“The final pieces of the new mortgage regulations are being put together. It could be ready for issue by June this year,” one of the sources told Reuters, declining to be named because the information has not yet been made public.
The regulations will deal with all important aspects of mortgage lending, the source said without going into details. A central bank spokesman declined to comment.
The source said the regulations would be discussed before being finalised with the Emirates Banks Association, the banking industry body, as well as with individual banks.
“There will be uniform criteria for housing finance. Banks and financial institutions involved in mortgages will have to adhere to the new regulations,” a second source said.
The new rules would include, but be much wider in scope than, the mortgage limits which were introduced by the central bank at the end of last year.
Those limits capped mortgages taken out by foreigners at 50 percent of the property’s value for a first purchase of a home, and 40 percent for second and subsequent homes. Caps for UAE citizens were set at 70 percent and 60 percent.
Commercial banks, complaining they were not consulted about the caps, are lobbying the central bank to relax them and delay implementation on the grounds they could disrupt the UAE property market’s slow recovery from the crash of recent years.
The sources declined to comment on Sunday on whether the mortgage caps were likely to be relaxed. The central bank is believed to be keen to prevent the growth of another real estate bubble in the UAE, after the bursting of a bubble formed in the mid-2000s hit the economy hard.
Philip Ward, chief executive of Abu Dhabi Finance, a major provider of mortgages in the UAE, said the central bank’s broad regulations, if well-designed, could benefit the industry.
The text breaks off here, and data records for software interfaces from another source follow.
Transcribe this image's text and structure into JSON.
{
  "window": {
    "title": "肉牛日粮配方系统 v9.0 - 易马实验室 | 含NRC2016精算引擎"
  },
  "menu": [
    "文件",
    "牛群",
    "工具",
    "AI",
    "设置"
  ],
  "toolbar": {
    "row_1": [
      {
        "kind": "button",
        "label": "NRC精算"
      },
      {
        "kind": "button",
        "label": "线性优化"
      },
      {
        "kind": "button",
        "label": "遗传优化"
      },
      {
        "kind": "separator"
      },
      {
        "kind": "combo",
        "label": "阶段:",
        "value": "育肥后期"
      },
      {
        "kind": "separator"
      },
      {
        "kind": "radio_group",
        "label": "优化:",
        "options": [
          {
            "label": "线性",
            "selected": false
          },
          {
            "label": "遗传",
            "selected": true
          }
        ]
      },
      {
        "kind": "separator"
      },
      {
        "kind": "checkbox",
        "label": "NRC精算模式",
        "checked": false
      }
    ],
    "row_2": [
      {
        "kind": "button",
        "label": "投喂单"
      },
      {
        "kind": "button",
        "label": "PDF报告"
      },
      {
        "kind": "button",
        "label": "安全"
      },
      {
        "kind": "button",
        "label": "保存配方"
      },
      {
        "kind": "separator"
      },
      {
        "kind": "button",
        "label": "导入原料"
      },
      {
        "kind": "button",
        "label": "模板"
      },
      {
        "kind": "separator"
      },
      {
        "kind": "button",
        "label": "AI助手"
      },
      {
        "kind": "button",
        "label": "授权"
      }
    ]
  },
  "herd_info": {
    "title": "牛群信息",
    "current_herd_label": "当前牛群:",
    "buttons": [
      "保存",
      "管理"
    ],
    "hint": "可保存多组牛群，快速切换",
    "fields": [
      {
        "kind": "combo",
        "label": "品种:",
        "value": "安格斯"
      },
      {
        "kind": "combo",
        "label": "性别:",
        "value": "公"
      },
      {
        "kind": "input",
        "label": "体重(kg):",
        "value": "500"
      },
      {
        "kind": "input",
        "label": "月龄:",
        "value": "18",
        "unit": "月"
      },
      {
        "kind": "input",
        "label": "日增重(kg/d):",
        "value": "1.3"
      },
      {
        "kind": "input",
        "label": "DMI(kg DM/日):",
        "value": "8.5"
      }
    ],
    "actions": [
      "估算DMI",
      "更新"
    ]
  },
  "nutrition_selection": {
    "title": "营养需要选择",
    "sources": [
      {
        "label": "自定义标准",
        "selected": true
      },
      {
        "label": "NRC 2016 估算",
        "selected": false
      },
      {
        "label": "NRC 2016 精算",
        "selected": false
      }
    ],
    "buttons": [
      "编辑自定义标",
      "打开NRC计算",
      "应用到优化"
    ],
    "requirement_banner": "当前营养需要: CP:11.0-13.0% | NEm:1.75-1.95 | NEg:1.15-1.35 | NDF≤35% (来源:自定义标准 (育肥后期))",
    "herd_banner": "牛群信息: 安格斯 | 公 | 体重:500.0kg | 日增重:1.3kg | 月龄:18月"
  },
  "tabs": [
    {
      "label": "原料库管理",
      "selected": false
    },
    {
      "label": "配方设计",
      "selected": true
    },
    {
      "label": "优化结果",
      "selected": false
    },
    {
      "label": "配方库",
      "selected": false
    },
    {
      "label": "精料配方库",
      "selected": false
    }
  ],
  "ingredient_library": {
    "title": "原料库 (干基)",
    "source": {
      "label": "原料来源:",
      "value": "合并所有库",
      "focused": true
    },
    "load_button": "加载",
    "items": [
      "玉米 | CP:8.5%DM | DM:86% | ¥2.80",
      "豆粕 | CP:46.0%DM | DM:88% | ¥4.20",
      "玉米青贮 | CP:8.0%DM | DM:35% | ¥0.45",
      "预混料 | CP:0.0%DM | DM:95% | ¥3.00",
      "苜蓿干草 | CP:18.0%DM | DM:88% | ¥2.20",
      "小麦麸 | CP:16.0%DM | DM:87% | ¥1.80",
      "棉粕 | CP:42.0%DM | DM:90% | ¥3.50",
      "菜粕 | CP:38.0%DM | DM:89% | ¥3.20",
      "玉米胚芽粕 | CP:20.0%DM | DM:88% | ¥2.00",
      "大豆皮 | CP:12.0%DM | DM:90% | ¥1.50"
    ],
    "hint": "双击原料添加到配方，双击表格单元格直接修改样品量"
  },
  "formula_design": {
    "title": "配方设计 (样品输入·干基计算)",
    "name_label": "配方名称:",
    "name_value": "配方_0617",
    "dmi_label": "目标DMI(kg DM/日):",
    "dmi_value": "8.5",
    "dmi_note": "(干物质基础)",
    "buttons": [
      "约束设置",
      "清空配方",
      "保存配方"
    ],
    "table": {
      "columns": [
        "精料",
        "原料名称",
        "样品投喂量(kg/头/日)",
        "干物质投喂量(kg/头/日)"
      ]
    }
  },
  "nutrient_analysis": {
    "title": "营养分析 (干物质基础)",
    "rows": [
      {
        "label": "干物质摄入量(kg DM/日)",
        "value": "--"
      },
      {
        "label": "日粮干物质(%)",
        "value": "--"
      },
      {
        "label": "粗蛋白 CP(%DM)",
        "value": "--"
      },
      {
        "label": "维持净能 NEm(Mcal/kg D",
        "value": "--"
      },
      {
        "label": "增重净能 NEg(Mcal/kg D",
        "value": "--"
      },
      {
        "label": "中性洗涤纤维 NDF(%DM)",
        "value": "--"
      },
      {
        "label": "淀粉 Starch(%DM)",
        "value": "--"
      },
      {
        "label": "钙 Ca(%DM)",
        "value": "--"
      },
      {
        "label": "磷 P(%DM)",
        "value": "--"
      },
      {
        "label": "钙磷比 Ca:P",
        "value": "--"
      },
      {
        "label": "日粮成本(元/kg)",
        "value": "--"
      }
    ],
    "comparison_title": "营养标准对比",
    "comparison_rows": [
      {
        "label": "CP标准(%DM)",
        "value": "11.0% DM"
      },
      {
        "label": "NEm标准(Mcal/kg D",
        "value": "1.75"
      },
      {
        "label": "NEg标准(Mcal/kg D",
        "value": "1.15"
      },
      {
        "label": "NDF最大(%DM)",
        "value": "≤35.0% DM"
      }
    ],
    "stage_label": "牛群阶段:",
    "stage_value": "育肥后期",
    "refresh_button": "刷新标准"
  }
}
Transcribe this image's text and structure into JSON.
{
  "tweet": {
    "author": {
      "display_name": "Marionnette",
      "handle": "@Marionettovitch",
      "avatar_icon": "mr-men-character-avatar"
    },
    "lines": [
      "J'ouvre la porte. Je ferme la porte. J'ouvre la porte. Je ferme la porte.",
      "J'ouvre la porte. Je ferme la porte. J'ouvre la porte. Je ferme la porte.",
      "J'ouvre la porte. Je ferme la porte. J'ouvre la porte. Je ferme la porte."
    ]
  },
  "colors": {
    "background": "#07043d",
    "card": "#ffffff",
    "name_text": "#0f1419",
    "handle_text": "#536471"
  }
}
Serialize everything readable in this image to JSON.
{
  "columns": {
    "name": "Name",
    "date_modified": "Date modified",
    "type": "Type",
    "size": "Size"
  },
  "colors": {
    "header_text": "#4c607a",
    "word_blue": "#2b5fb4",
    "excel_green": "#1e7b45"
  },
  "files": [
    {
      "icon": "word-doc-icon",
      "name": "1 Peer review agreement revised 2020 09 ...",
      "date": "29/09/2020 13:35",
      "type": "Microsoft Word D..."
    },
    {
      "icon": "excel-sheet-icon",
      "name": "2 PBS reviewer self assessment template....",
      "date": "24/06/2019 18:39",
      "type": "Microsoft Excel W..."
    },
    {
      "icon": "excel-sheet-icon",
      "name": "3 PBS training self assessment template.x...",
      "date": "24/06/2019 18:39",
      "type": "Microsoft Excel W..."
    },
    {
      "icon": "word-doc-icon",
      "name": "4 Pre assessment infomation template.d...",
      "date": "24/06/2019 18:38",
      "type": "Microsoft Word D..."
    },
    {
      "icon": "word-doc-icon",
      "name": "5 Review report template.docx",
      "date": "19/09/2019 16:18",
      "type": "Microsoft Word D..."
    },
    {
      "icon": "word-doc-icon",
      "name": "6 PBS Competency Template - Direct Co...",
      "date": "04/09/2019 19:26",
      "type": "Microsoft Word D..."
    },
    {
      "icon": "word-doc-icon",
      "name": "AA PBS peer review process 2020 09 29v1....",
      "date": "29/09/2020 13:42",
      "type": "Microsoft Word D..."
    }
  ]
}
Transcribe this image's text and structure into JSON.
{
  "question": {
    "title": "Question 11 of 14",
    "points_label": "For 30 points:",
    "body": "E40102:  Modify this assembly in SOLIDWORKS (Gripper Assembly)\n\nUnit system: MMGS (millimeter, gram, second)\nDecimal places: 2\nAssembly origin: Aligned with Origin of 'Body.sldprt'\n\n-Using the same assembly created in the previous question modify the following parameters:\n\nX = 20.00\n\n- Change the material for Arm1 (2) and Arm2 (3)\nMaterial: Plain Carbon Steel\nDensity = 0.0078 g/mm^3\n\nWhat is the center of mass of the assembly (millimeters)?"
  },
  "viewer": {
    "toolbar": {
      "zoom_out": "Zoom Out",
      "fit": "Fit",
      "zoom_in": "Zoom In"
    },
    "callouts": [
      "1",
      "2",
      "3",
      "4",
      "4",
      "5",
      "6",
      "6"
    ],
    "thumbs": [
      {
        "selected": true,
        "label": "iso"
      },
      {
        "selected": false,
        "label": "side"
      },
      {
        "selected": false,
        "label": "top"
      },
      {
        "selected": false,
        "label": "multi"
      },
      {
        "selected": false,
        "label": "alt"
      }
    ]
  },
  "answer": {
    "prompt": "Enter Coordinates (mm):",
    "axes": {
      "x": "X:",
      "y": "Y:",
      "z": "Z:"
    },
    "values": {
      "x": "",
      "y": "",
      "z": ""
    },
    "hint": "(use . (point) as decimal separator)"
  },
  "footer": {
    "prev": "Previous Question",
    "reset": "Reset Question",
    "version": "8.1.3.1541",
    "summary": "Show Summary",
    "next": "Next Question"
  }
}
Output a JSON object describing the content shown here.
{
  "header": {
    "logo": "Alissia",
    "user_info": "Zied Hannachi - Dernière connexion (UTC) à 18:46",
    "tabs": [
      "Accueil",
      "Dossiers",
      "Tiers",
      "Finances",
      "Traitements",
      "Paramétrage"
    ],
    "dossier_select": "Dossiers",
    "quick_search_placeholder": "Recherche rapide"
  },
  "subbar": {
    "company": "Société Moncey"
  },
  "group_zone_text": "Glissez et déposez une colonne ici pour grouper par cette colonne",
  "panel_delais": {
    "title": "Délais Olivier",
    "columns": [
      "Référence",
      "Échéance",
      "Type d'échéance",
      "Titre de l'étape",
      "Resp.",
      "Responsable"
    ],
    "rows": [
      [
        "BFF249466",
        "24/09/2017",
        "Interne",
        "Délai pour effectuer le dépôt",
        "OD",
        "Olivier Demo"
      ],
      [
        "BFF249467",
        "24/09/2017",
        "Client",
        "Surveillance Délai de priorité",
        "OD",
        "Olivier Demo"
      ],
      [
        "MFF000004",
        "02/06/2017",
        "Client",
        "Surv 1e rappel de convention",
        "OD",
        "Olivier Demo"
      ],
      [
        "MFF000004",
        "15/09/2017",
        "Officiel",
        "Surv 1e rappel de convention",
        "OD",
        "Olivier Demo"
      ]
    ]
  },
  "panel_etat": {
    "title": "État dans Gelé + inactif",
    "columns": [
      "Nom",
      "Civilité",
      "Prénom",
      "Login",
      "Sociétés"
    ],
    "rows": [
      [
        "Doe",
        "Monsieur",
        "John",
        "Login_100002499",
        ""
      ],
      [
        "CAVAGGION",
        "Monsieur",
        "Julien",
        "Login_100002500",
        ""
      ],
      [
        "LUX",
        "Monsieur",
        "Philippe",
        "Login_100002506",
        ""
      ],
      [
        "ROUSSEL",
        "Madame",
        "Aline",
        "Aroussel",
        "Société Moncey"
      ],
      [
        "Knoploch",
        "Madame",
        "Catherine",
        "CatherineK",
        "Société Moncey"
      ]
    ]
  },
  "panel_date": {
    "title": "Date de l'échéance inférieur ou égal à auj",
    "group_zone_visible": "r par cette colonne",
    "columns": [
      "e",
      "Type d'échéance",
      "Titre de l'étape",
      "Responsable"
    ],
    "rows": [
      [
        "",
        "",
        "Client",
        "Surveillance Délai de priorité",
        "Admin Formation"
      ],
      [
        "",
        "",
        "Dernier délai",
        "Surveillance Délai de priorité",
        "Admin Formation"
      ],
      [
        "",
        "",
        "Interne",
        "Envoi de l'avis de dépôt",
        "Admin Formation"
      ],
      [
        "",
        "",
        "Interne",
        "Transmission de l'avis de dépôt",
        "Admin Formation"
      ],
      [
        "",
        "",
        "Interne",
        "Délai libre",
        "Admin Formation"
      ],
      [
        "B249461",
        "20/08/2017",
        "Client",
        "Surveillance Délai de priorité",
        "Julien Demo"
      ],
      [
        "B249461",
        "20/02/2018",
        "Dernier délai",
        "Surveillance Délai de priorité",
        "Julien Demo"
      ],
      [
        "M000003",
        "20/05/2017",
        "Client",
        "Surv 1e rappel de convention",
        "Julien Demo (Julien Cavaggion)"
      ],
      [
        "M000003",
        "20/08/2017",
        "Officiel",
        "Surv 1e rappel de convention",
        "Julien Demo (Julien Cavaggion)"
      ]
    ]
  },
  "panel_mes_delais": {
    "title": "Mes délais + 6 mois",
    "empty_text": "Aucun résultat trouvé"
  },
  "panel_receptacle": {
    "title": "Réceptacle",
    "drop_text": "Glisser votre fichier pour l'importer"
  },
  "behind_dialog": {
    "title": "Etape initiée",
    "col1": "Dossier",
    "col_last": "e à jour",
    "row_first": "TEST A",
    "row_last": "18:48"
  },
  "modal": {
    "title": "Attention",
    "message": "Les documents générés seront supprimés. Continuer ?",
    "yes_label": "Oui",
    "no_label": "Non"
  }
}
“Clearly, regulations are better than no regulations because it brings clarity to lenders, developers and customers for a better understanding of their rights and responsibilities.”